Page and application data records:
......
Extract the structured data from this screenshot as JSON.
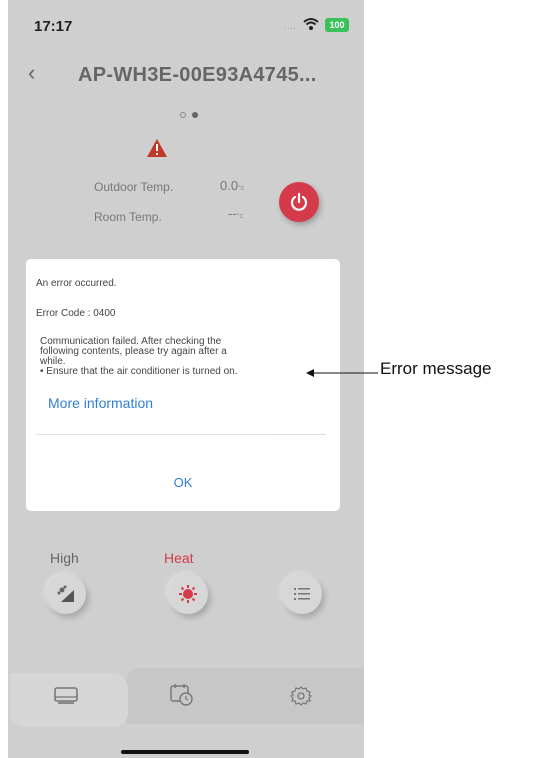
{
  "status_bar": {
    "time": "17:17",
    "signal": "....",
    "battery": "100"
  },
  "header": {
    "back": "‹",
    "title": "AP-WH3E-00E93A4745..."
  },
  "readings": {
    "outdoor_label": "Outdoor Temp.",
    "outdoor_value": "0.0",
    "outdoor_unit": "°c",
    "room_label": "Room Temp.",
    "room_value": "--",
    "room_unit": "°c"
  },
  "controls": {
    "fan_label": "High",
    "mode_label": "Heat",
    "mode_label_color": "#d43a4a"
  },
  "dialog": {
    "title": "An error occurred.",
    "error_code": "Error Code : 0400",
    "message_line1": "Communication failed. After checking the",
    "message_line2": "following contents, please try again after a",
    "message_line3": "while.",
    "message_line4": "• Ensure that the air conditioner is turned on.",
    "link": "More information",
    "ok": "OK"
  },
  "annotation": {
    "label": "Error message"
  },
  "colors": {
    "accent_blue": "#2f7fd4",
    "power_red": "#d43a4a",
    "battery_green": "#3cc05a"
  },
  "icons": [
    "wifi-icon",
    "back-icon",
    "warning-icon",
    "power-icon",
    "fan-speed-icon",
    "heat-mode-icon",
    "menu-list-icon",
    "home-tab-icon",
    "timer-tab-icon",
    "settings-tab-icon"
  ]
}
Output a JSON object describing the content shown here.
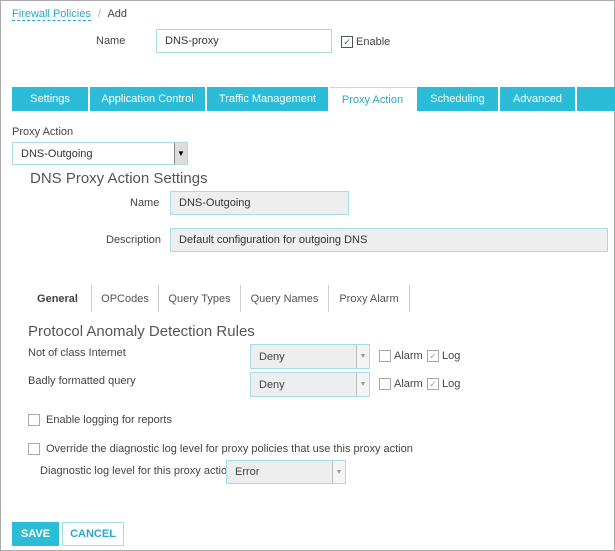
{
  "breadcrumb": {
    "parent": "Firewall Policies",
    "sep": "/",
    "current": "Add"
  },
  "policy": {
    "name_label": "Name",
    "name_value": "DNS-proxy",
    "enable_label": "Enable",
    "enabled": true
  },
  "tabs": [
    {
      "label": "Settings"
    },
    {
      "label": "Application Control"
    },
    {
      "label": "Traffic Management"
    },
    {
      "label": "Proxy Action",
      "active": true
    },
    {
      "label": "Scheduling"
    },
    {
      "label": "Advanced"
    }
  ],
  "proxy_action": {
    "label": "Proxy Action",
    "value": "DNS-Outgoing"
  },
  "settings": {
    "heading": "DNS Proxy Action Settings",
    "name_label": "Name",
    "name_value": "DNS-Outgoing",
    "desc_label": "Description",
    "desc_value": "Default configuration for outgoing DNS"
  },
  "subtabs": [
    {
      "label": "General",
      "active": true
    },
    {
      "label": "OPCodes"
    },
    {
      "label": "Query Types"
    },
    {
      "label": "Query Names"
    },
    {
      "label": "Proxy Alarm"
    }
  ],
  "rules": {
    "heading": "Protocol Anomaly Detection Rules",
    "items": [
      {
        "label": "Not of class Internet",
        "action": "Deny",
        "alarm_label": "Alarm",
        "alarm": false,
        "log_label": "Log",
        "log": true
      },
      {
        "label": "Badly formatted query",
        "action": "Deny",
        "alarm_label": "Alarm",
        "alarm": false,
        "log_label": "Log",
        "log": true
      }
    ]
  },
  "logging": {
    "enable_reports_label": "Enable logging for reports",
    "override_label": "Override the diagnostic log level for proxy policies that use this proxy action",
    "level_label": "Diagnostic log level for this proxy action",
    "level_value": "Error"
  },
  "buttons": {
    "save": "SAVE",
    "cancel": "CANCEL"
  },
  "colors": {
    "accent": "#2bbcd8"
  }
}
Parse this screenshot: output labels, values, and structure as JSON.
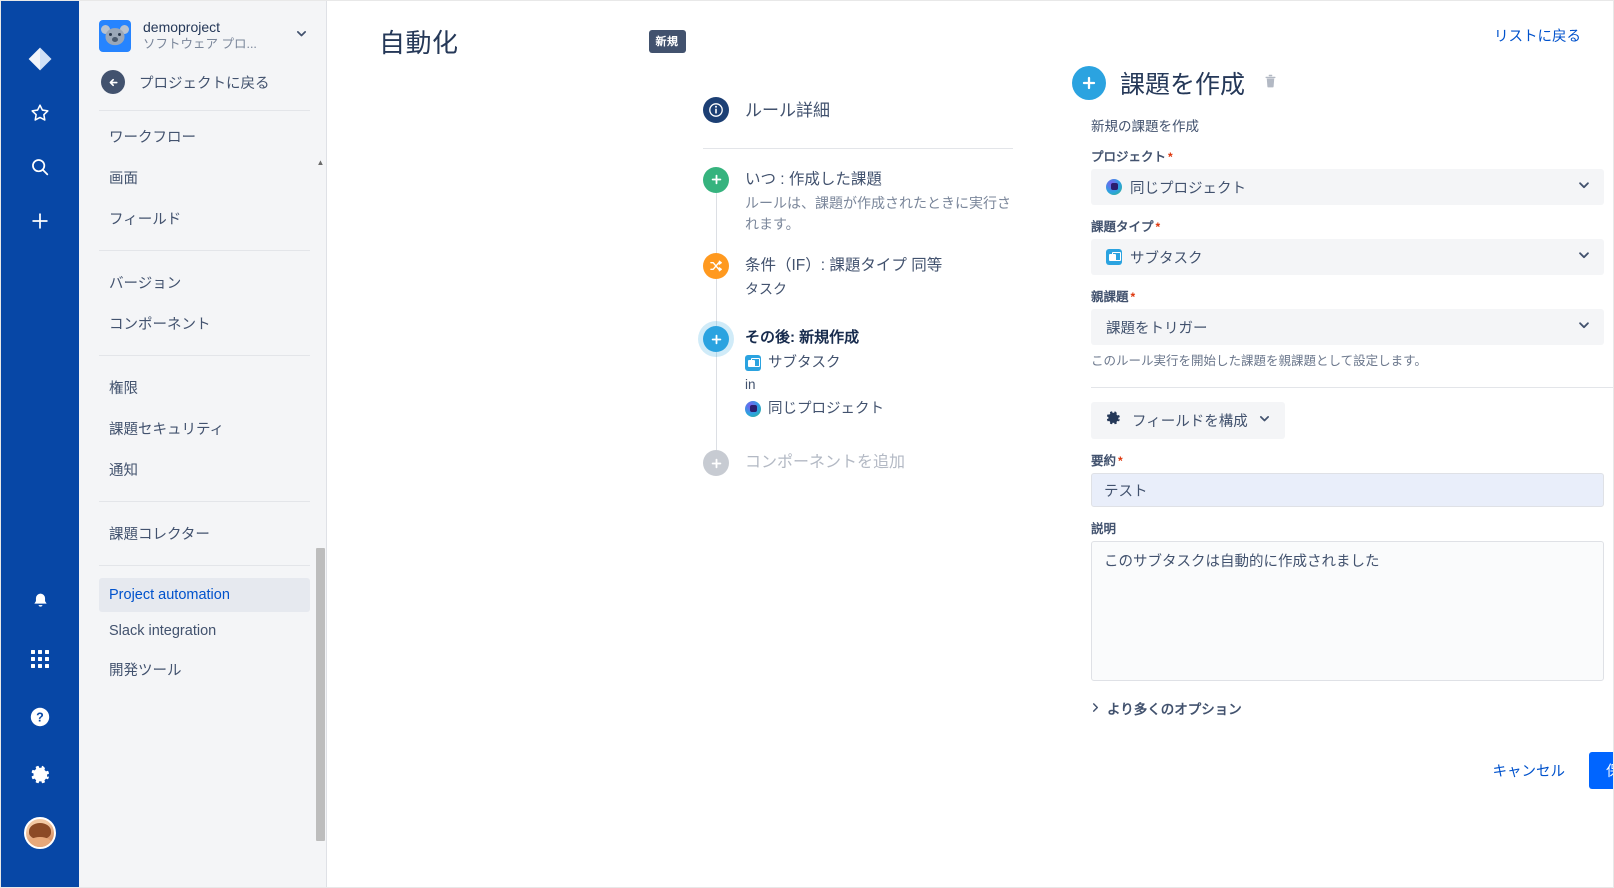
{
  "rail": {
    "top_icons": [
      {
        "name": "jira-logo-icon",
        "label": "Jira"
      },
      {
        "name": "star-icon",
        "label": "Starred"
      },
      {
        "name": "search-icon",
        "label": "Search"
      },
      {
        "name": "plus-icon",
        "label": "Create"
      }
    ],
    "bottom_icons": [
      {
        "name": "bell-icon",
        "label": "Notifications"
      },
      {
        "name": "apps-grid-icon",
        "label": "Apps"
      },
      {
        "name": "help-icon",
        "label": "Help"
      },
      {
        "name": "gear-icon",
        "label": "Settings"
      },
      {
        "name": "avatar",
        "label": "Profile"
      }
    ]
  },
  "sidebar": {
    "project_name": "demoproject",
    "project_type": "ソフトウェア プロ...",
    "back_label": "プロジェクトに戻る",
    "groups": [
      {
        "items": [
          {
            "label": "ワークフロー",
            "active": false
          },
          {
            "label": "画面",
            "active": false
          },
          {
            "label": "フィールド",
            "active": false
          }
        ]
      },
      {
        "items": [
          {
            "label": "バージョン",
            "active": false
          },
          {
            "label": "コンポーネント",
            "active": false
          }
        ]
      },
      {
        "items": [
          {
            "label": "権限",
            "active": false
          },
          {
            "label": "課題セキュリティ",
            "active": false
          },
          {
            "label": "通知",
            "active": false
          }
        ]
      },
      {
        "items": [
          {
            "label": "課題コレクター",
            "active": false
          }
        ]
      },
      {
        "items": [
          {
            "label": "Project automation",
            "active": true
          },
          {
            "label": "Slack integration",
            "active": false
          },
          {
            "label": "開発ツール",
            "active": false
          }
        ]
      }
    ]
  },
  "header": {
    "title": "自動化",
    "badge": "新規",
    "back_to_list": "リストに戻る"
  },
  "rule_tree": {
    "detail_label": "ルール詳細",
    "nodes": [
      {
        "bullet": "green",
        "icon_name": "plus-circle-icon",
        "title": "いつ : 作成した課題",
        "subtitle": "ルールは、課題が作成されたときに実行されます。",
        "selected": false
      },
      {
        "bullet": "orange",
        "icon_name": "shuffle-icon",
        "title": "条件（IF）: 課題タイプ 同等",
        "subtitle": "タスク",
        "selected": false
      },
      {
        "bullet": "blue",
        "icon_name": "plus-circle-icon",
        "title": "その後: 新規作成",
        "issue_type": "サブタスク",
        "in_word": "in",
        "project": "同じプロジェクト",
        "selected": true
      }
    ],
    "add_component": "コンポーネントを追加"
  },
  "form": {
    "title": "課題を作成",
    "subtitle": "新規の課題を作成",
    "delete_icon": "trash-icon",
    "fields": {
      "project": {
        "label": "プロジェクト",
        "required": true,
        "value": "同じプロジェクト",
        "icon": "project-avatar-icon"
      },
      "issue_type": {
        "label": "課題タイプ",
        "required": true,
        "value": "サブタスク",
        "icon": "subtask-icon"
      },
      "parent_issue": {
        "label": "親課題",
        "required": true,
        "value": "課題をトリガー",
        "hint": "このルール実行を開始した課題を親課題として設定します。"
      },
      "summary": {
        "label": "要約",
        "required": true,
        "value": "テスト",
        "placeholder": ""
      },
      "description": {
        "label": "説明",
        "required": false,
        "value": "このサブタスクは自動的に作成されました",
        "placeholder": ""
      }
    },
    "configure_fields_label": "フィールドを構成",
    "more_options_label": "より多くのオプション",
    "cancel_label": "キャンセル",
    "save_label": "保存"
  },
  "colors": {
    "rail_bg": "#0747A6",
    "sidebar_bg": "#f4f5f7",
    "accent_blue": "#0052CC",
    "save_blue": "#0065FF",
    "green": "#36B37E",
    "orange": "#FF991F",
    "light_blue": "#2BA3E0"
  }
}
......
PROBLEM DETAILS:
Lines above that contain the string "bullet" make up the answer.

EXERCISE ANSWER:
        "bullet": "green",
        "bullet": "orange",
        "bullet": "blue",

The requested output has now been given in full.